When Bruce Peterson determined that Wal-Mart should be a major avocado seller in the mid-80s, I was working for a major produce supplier to Wal-Mart. The industry has never been the same since he made his decision. Today, I would estimate that Wal-Mart is the largest retailer of fresh avocados. However, Wal-Mart’s success has shown other retailers of the advantages of avocados and today it is estimated that 65% of all fresh avocado consumption in North America is through retail stores. The success of Stater Bros in Southern California, working closing with its avocado suppliers in offering a truly “Ripe for Tonight” to its customers, I believe will be repeated around North America in the coming years. I project that Stater Bros has the highest per store sales of avocados in the market.

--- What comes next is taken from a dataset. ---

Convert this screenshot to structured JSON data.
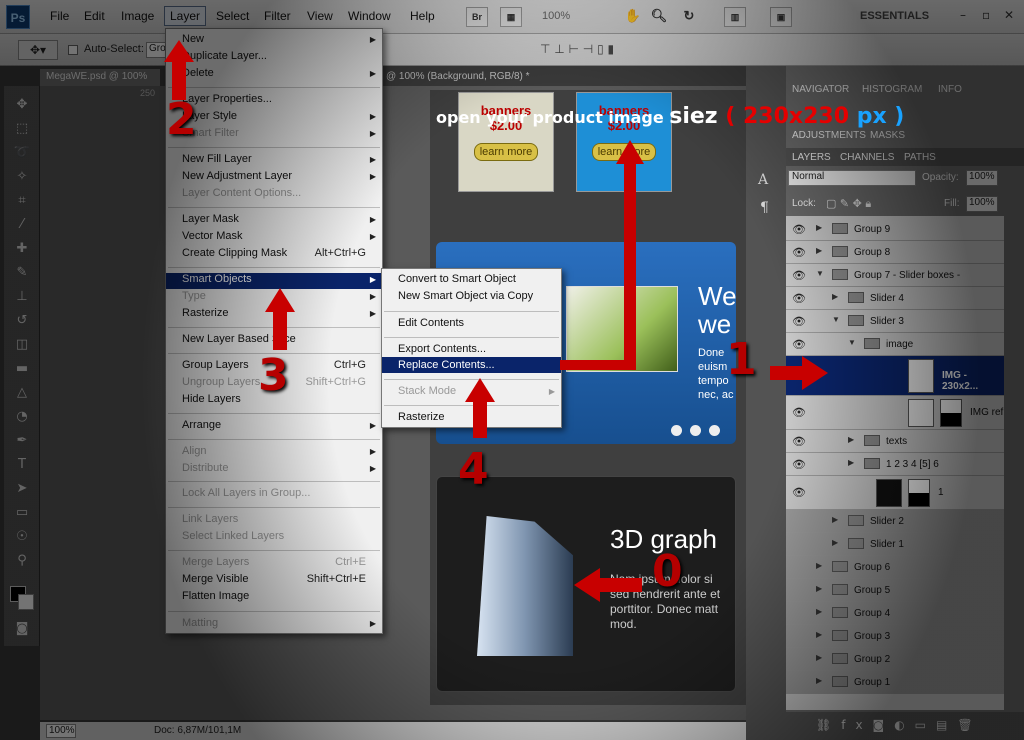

Outlook in 2012
2012 will continue to see challenges for the avocado industry. There must be efforts to harmonize the standards for all avocados consumed in the U.S. Cooperation between avocado producers supplying this market must be augmented. Cooperation will result in a more profitable market for everyone. When consumption of this great product increases- everyone wins from the consumer to the producer.
If you have any comments about the avocado industry you would like to make related to what I've said, feel free to comment on this story.
Avi Crane’s career in the Produce Industry spans 38 years. Managing a 200 acre avocado ranch, he created innovated irrigation and planting layout regimes that increased both production and the fruit size of the Hass avocadoes. Working for the major Avocado Industry trade association, Crane developed industry-wide crop estimating and market data collecting programs that are still in use after 25 years.
Crane worked for some of the U.S.' top produce companies before forming his own business Prime Produce International, which closed its doors in 2009. Crane was a key participant in the growth of avocado consumption in the U.S. Market over the past 2.5 decades. He has served as a board member of the California Avocado Commission and the Hass Avocado Board, and now works on a consulting basis.